_EXERCISE GOAL:_ Only the pictures should be dropped; copy the rest of the entries exactly.

_DATA FOR REVIEW:_
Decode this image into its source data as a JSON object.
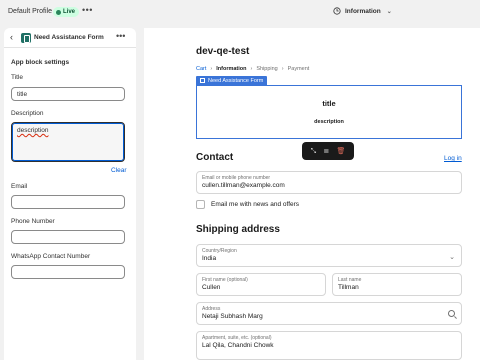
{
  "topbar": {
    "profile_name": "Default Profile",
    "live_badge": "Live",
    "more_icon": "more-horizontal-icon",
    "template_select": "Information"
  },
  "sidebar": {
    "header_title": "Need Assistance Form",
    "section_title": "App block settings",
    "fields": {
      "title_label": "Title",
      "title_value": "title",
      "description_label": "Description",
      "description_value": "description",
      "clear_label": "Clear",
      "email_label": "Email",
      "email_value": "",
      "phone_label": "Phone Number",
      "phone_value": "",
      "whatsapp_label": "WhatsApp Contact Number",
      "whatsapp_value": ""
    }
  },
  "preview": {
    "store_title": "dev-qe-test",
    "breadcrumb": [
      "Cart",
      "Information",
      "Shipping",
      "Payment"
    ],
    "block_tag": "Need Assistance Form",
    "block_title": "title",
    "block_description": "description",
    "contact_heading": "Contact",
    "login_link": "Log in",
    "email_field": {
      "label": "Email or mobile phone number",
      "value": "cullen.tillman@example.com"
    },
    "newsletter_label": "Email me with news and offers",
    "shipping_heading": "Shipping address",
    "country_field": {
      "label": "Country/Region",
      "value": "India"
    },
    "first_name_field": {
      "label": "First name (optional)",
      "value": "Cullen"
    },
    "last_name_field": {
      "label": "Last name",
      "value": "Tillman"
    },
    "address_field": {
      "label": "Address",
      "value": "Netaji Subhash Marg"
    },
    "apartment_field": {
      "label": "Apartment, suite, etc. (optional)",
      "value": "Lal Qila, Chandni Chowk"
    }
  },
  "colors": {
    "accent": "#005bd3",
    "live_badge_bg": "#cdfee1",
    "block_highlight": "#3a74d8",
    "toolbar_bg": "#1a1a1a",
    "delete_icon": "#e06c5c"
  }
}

_TASK OUTPUT:_
Decode this image into its source data as a JSON object.
{
  "topbar": {
    "profile_name": "Default Profile",
    "live_badge": "Live",
    "more_icon": "more-horizontal-icon",
    "template_select": "Information"
  },
  "sidebar": {
    "header_title": "Need Assistance Form",
    "section_title": "App block settings",
    "fields": {
      "title_label": "Title",
      "title_value": "title",
      "description_label": "Description",
      "description_value": "description",
      "clear_label": "Clear",
      "email_label": "Email",
      "email_value": "",
      "phone_label": "Phone Number",
      "phone_value": "",
      "whatsapp_label": "WhatsApp Contact Number",
      "whatsapp_value": ""
    }
  },
  "preview": {
    "store_title": "dev-qe-test",
    "breadcrumb": [
      "Cart",
      "Information",
      "Shipping",
      "Payment"
    ],
    "block_tag": "Need Assistance Form",
    "block_title": "title",
    "block_description": "description",
    "contact_heading": "Contact",
    "login_link": "Log in",
    "email_field": {
      "label": "Email or mobile phone number",
      "value": "cullen.tillman@example.com"
    },
    "newsletter_label": "Email me with news and offers",
    "shipping_heading": "Shipping address",
    "country_field": {
      "label": "Country/Region",
      "value": "India"
    },
    "first_name_field": {
      "label": "First name (optional)",
      "value": "Cullen"
    },
    "last_name_field": {
      "label": "Last name",
      "value": "Tillman"
    },
    "address_field": {
      "label": "Address",
      "value": "Netaji Subhash Marg"
    },
    "apartment_field": {
      "label": "Apartment, suite, etc. (optional)",
      "value": "Lal Qila, Chandni Chowk"
    }
  },
  "colors": {
    "accent": "#005bd3",
    "live_badge_bg": "#cdfee1",
    "block_highlight": "#3a74d8",
    "toolbar_bg": "#1a1a1a",
    "delete_icon": "#e06c5c"
  }
}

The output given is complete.